Finally, using an absolute redirection in the second RewriteRule will cause Apache to look at the server’s ROOT directory (NOT your DocumentRoot) FIRST for index.php before it looks to your DocumentRoot. Lose the leading /!

Result:

# BEGIN WordPress
RewriteEngine On
RewriteCond %{REQUEST_FILENAME} !-f
RewriteCond %{REQUEST_FILENAME} !-d
RewriteRule .? index.php [L]
# END WordPress

Please note that I also added a ? to the remaining RewriteRule’s regex to account for the empty URI (http://example.com will fetch example.com’s DocumentRoot’s DirectoryIndex file but the request URI is just not there, is it?). Just covering all the bases!

Okay, now that you feel sufficiently “abused,” please know that this is NOT a personal attack but a learning session for you AND for other members! The problems addressed above are important (IMHO) for a webmaster to KNOW yet I see these same mistakes over and over and … In other words, you’re not the first and will not be the last to make the mistake of leaving WP’s code alone.

If you’ve lasted this long, you will have learned WHY and HOW you should have changed their code. Since my “job” is to help you learn, I will have succeeded! :Partier:

If you have any questions, please ask. Questions will help you understand and, if you have the question, someone else will likely benefit, too!

Regards,

DK

Too true! I guess you should leave it alone until we take a closer look at it with the .htaccess that’s working and knowledge of which subdirectory WP lives in.

Regards,

DK

Thanks, Dave. I did search extensively on the WordPress forum, and some on SitePoint. I’m convinced many forums use very poor search engines. I found one other guy on WordPress with the same problem I was having, but no answer to his query. I’m amazed that WordPress does not give more detail about .htaccess.

So I’m relieved for find someone who knows what he is talking about. I’ve made the changes you detailed and all appears to be working ok.

Not Found? If the files exist, even WP’s mod_rewrite will leave them alone; that’s what the RewriteCond %{REQUEST_FILENAME} !-f tells mod_rewrite ("If the requested file does NOT {note the !} exist, then check the directory …

Yes, the files WERE there outside the WordPress directory but it took over and sent a Not Found message. I do not know why.

Okay, now that you feel sufficiently “abused,” please know that this is NOT a personal attack but a learning session for you AND for other members!

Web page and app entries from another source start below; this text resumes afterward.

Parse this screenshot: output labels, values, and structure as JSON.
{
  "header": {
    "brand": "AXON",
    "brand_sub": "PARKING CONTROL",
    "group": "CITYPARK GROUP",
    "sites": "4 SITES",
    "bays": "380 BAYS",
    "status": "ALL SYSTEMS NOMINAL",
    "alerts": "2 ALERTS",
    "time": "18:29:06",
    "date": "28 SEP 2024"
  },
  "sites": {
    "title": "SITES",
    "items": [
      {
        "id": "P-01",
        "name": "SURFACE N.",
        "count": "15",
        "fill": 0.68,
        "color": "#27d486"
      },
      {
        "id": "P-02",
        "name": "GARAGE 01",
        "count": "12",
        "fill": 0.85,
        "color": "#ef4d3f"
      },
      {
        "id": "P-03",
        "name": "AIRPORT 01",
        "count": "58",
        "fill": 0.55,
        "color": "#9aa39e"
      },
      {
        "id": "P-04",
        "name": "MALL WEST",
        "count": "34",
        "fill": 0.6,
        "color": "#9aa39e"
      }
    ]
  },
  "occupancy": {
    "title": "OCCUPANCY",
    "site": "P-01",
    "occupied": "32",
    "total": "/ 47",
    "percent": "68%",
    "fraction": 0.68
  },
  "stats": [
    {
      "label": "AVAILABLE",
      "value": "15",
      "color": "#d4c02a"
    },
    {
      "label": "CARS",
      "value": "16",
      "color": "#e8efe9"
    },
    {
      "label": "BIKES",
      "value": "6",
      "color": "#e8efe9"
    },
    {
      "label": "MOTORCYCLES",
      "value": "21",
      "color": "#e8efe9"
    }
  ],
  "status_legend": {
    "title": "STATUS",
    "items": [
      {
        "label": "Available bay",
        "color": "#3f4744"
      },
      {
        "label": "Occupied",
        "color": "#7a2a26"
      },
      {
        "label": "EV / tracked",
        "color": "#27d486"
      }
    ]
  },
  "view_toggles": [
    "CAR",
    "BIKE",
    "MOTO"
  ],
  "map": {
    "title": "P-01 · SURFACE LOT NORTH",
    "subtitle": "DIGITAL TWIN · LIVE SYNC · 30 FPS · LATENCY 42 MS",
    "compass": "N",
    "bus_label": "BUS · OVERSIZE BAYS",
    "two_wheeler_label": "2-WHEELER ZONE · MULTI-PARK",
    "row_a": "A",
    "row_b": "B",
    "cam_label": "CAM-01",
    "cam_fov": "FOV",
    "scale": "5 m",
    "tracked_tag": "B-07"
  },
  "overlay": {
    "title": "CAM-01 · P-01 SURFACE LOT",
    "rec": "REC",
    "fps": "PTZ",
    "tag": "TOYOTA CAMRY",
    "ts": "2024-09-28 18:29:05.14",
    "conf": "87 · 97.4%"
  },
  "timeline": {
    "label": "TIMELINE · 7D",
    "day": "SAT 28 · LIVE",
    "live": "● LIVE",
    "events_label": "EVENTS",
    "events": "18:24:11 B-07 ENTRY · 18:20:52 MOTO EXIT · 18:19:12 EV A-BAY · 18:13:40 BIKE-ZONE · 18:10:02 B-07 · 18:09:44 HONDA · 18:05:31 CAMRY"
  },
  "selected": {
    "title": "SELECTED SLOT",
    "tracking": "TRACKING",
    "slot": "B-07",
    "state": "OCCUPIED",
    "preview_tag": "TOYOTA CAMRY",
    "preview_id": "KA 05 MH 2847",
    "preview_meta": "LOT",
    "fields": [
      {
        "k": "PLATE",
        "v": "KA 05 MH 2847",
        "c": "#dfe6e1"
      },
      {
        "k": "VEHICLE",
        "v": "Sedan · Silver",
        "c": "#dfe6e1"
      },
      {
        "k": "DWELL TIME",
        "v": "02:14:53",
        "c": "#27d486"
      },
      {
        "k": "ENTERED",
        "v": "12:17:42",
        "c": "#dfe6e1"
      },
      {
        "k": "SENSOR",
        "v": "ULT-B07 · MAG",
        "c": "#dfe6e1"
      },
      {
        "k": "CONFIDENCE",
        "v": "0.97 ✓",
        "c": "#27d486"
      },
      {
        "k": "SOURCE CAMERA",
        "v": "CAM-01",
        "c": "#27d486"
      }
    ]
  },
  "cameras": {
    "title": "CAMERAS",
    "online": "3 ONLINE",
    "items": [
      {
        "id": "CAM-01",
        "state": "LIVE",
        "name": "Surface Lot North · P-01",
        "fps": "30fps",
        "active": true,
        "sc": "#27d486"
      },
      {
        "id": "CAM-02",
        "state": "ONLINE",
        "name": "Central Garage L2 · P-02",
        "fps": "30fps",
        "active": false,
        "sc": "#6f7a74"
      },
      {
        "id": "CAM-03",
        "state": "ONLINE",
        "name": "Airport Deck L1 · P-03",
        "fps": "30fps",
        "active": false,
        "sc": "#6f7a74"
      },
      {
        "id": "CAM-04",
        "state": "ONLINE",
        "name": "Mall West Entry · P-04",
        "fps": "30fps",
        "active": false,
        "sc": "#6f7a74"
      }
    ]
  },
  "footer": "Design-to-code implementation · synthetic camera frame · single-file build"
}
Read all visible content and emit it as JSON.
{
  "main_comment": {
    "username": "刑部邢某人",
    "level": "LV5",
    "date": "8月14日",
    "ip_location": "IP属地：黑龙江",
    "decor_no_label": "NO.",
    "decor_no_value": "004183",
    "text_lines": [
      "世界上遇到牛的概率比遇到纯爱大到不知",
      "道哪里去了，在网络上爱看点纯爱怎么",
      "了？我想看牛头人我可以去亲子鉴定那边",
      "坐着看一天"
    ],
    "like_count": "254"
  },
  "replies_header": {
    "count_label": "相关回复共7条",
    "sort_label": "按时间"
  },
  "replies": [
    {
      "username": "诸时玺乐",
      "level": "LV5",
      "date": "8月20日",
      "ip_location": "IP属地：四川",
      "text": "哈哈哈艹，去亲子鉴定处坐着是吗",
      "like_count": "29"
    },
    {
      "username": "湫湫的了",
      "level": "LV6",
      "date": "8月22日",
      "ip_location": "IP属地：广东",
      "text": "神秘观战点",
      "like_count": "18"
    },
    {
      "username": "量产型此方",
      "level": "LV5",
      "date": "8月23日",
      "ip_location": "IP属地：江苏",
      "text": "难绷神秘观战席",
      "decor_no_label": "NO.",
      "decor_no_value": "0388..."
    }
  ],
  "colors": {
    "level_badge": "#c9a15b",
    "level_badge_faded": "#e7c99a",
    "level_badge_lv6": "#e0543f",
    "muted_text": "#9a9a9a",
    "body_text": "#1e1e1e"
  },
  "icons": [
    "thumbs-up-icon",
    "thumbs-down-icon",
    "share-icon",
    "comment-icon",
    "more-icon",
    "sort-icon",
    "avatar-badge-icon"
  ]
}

Thanks, Dave, for teaching a 77-year-old some more things! I didn’t take it personally. I’m just glad I’ve got it working.

Peter